Dental X-rays may reveal:
- Abscesses or cysts.
- Bone loss.
- Cancerous and non-cancerous tumors.
- Decay between the teeth.
- Developmental abnormalities.
- Poor tooth and root positions.
- Problems inside a tooth or below the gum line.
Detecting and treating dental problems at an early stage can save you time, money, unnecessary discomfort, and your teeth!
A composite (tooth colored) filling is used to repair a tooth that is affected by decay, cracks, fractures, etc. The decayed or affected portion of the tooth will be removed and then filled with a composite filling. Because composite fillings are tooth colored, they can be closely matched to the color of existing teeth, and are more aesthetically suited for use in front teeth or more visible areas of the mouth.
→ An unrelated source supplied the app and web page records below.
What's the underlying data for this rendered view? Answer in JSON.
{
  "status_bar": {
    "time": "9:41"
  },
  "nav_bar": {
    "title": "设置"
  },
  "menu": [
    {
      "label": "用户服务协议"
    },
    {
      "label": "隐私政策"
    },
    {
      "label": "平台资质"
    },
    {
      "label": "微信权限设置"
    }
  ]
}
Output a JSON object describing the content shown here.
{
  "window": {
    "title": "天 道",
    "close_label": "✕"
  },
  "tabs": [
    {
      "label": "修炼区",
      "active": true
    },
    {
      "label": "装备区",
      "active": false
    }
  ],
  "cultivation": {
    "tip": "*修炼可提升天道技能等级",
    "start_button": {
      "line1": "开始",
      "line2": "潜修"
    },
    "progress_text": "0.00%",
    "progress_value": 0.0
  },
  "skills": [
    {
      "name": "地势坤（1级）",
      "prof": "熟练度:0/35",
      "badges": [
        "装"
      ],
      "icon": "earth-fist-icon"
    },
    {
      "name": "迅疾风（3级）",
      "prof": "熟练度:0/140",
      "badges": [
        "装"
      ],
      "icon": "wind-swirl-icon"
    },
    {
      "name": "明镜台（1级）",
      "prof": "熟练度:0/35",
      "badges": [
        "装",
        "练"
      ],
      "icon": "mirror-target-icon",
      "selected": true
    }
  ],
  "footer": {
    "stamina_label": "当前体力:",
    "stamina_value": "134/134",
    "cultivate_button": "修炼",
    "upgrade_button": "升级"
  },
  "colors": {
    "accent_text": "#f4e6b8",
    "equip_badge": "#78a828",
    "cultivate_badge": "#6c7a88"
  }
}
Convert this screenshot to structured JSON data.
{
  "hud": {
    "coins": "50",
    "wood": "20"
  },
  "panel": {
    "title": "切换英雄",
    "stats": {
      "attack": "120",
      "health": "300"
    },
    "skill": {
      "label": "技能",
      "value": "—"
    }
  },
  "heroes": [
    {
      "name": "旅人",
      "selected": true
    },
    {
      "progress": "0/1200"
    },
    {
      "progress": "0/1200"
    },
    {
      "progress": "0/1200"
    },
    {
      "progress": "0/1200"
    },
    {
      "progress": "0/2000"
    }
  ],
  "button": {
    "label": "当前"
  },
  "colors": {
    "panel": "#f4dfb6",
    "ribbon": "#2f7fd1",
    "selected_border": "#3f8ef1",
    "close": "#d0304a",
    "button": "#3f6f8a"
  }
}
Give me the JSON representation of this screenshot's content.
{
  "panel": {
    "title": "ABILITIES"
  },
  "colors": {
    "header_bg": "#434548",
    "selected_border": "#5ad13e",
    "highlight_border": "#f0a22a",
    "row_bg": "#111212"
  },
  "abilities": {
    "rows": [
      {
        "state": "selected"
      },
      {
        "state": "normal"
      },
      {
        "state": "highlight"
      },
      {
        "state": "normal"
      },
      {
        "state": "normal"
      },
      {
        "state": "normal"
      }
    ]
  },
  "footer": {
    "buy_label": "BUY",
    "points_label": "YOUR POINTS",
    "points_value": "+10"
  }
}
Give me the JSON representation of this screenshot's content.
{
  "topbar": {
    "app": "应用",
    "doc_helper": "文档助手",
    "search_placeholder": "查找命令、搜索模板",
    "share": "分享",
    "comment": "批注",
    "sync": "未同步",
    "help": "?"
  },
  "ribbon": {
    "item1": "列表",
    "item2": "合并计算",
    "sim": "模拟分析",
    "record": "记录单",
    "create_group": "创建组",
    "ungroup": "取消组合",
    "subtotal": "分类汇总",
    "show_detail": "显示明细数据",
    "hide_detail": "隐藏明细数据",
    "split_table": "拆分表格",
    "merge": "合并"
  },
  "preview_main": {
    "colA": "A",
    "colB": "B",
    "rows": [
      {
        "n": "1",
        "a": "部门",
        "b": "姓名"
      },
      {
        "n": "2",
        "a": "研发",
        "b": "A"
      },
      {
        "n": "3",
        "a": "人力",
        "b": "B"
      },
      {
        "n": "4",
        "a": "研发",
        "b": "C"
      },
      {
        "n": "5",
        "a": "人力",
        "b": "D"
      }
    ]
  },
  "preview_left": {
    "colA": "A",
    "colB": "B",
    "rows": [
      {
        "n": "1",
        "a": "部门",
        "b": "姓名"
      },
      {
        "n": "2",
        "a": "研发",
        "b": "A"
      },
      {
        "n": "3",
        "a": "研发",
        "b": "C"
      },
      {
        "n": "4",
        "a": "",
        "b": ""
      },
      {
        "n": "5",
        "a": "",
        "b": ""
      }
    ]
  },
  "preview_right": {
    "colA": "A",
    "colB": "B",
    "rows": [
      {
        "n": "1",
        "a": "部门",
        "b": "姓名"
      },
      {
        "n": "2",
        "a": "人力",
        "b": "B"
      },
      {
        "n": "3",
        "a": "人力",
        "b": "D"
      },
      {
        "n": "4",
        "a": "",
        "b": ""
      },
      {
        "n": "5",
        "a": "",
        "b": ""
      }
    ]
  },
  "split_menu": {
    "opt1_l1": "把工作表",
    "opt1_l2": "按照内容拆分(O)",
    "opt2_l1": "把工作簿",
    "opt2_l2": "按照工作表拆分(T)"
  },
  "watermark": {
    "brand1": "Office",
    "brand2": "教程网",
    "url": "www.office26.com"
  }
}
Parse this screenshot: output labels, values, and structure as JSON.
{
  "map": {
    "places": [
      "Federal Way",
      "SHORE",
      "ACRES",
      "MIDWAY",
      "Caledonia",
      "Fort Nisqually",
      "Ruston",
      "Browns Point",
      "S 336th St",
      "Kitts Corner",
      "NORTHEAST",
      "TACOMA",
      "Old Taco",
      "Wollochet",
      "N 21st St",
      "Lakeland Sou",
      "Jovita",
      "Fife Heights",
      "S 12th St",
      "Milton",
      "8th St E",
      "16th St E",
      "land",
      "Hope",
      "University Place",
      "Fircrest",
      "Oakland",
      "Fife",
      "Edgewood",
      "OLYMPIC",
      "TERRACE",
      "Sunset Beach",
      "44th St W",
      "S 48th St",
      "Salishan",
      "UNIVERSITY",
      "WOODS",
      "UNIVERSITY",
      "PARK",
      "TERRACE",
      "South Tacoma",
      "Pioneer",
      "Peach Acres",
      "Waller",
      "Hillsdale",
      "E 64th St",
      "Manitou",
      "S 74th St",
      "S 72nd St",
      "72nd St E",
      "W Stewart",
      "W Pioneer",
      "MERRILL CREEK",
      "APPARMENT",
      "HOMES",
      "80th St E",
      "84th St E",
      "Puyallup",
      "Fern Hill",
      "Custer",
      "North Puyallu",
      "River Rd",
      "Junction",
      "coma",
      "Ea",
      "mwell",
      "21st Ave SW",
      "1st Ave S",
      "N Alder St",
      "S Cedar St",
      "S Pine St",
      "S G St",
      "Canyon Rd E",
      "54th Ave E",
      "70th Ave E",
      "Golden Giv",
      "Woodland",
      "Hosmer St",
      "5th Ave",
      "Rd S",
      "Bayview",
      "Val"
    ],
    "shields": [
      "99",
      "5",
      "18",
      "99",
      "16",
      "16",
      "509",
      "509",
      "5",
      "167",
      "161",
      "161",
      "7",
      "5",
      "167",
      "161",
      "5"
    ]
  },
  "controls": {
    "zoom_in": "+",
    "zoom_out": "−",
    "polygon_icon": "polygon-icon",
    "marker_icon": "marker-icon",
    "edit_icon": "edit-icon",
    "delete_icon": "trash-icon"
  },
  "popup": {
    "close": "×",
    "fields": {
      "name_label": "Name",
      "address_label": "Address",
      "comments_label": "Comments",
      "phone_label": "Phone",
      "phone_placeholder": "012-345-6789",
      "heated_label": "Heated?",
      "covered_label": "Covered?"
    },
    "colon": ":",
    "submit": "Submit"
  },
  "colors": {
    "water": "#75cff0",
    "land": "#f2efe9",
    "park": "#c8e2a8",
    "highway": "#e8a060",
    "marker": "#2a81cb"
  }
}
As with most dental restorations, composite fillings are not permanent and may someday have to be replaced. They are very durable and will last many years, giving you a long lasting, beautiful smile.
A crown is a permanent covering that fits over an original tooth that is either decayed, damaged or cracked. Crowns are made of a variety of different materials such as porcelain, gold, acrylic resin or a mix of these materials. Porcelain generally has the most natural appearance, although it is often less durable.
The treatment plan for a patient receiving a crown involves:
- Numbing the tooth to remove the decay in or around it.
- Re-sculpturing the tooth to provide an ideal fit for the crown.
- Making an impression of your teeth in order to create a custom-made crown (usually takes one to two weeks).
- Making a temporary crown out of acrylic resin and fitting it onto the tooth during the interim period when the permanent custom-made crown is being created.
- Applying the permanent crown (when received from the lab) by removing the temporary crown and fitting the permanent one onto the tooth.
- After ensuring that the crown has the proper look and fit, the dentist cements it into place.
- This process generally consists of a minimum of 2-3 visits over a three to four week period.